THE TASK:
Would you count how many lines of the entries below include the word "测试数据库批量更新数据"? Give nothing but the number.

TASK INPUT:
_ _ _ _ _ _ _

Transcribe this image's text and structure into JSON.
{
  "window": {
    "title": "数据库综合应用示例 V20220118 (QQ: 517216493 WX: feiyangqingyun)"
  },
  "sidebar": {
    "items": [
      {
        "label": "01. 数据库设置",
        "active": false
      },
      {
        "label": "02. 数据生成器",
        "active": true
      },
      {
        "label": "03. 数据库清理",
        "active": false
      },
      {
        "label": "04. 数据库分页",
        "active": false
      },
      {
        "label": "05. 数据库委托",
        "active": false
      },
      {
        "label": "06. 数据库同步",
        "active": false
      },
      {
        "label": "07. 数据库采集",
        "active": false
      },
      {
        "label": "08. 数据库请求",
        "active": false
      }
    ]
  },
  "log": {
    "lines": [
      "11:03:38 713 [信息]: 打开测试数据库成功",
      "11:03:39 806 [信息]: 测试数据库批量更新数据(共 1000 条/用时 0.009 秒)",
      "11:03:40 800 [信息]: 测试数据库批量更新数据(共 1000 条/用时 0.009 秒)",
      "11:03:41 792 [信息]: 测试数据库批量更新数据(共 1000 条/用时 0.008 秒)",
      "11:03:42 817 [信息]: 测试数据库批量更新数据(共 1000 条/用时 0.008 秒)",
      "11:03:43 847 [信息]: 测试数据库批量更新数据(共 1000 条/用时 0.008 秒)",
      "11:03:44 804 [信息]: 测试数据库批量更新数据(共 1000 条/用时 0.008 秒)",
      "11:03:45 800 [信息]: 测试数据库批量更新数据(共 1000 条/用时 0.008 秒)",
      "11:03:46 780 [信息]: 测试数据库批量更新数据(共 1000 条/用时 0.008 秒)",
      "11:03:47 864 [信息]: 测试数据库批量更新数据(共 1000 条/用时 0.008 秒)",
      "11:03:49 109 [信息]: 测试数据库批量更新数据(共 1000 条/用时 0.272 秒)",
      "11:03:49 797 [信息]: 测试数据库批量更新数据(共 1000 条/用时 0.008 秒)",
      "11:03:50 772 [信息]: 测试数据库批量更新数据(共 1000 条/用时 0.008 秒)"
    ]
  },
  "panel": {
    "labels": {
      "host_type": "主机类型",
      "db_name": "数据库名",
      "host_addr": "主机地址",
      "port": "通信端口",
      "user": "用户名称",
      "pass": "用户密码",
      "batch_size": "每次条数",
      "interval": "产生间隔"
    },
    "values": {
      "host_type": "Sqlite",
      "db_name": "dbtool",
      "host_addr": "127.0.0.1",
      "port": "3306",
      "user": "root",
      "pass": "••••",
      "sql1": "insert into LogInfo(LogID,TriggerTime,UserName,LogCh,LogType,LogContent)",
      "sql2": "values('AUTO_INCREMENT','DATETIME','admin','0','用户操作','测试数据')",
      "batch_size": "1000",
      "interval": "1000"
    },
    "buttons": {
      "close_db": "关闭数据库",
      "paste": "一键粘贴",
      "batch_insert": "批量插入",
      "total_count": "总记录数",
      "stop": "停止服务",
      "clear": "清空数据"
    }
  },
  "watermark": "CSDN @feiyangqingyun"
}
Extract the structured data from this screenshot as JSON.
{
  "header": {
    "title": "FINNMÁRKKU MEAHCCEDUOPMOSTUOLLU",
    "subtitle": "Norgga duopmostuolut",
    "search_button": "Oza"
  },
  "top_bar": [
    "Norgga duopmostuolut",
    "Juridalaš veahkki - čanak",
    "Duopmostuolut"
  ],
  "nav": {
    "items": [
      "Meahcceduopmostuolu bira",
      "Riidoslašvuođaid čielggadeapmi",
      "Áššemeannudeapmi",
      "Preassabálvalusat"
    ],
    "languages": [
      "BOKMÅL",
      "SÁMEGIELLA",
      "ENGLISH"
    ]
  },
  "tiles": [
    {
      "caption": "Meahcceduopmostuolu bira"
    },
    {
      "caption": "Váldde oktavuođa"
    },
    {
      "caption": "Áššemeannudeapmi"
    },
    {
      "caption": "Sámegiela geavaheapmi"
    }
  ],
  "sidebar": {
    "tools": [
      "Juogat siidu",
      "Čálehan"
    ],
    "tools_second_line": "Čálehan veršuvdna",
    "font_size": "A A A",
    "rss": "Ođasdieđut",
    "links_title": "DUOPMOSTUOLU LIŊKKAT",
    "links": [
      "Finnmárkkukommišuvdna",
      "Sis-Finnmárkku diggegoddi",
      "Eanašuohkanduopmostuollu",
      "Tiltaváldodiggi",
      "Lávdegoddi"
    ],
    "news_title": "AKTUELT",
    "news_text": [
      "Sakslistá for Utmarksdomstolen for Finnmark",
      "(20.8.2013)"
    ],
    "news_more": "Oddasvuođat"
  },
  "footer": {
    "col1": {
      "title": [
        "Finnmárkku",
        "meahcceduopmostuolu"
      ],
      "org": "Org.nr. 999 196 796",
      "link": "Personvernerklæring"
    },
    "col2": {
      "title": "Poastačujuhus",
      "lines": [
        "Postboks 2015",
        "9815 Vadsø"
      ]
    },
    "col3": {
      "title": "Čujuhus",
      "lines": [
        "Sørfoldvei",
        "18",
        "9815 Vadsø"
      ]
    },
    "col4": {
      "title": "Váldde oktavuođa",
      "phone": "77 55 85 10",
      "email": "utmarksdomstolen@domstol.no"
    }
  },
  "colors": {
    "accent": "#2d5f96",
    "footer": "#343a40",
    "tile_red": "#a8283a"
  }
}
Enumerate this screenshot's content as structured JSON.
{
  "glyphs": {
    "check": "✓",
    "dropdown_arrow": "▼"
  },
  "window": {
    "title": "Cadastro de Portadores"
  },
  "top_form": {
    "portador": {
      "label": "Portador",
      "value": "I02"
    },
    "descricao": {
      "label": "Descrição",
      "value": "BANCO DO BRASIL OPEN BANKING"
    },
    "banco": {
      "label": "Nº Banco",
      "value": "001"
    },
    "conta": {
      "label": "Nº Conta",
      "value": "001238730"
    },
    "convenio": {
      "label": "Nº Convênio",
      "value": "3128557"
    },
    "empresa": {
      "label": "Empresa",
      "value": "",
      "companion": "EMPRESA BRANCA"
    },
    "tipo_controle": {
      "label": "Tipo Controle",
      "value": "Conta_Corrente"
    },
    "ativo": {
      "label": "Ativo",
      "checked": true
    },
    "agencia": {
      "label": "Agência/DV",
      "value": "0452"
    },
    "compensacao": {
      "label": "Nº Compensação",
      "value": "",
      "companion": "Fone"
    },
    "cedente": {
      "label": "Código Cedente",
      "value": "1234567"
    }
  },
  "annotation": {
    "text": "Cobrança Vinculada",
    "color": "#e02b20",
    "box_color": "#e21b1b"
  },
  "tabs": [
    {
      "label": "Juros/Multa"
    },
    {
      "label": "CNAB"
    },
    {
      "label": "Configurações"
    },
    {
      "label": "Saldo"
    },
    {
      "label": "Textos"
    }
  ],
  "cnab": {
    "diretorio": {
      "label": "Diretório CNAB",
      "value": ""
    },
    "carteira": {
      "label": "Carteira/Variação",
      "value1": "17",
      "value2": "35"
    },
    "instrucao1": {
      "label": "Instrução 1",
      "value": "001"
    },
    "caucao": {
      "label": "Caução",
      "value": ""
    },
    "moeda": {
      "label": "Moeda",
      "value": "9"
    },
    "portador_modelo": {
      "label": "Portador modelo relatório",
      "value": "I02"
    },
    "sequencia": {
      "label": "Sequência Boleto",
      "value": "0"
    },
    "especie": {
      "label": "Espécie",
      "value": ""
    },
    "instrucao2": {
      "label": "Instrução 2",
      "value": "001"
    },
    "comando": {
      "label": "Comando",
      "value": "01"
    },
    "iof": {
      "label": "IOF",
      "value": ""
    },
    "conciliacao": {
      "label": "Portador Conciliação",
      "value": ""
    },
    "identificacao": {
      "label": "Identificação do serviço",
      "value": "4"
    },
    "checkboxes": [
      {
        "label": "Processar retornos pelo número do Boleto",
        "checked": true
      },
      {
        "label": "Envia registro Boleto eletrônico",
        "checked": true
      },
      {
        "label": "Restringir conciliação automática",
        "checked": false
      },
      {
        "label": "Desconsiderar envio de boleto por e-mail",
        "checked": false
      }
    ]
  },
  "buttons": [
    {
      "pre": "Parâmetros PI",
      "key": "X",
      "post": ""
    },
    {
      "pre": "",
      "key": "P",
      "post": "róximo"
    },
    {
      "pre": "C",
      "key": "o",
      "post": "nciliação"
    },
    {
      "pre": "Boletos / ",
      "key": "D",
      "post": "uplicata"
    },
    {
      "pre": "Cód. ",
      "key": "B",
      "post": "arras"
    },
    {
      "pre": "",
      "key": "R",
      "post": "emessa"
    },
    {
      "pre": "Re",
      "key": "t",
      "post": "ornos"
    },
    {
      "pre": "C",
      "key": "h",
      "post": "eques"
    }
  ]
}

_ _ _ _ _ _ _

WORKED SOLUTION:
12